◆ What the task asks ◆
Every line of the entries with the word "color" in it should be shown.

-- Opening Marker --

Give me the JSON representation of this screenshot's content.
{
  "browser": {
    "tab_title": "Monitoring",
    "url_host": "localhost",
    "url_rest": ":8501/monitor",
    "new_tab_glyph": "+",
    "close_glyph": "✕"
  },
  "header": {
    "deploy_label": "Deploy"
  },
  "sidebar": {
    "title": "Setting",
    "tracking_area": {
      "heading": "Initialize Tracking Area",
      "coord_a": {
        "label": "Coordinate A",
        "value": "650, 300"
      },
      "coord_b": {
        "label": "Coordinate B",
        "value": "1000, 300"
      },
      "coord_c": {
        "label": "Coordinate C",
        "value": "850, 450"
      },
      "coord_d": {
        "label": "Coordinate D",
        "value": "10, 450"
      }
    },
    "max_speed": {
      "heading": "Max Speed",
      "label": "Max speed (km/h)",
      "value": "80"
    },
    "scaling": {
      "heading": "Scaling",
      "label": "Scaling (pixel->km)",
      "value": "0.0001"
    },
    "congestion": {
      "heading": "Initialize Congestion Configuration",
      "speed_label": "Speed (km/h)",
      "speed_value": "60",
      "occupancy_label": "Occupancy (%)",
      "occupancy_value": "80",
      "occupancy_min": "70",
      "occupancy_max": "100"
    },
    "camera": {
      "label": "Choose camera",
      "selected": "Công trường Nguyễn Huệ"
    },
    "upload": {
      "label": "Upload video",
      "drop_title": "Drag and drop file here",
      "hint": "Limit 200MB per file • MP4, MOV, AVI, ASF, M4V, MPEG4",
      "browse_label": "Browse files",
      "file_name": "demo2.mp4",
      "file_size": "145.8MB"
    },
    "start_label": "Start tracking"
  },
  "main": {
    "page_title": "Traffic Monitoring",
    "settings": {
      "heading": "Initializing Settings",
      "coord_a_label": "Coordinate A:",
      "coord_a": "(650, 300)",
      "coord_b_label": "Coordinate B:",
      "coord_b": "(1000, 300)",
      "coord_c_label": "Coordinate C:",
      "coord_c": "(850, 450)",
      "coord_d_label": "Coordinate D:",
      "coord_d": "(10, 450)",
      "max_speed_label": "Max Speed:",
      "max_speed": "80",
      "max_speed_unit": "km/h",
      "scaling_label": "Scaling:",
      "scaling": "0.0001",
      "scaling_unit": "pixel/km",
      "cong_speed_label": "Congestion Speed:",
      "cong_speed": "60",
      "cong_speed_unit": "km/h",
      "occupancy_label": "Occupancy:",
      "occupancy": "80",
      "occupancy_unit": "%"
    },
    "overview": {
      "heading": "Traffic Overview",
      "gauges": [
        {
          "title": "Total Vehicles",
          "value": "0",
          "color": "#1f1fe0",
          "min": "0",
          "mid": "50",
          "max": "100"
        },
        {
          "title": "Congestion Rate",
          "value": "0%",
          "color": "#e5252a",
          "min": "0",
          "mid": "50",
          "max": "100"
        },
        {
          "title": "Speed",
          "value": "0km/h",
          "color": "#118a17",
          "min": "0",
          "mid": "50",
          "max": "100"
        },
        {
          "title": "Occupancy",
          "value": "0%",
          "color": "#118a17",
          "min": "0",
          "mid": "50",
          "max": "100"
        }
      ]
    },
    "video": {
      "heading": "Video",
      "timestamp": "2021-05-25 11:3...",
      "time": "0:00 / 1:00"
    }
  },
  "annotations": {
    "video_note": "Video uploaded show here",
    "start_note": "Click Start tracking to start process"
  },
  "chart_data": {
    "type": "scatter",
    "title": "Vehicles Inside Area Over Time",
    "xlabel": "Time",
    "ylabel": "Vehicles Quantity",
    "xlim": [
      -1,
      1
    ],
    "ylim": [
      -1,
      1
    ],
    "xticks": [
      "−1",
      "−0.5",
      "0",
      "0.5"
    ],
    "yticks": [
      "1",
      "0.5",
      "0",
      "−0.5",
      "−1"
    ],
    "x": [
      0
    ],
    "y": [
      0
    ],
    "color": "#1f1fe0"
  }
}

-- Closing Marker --

◆ Output below ◆
          "color": "#1f1fe0",
          "color": "#e5252a",
          "color": "#118a17",
          "color": "#118a17",
    "color": "#1f1fe0"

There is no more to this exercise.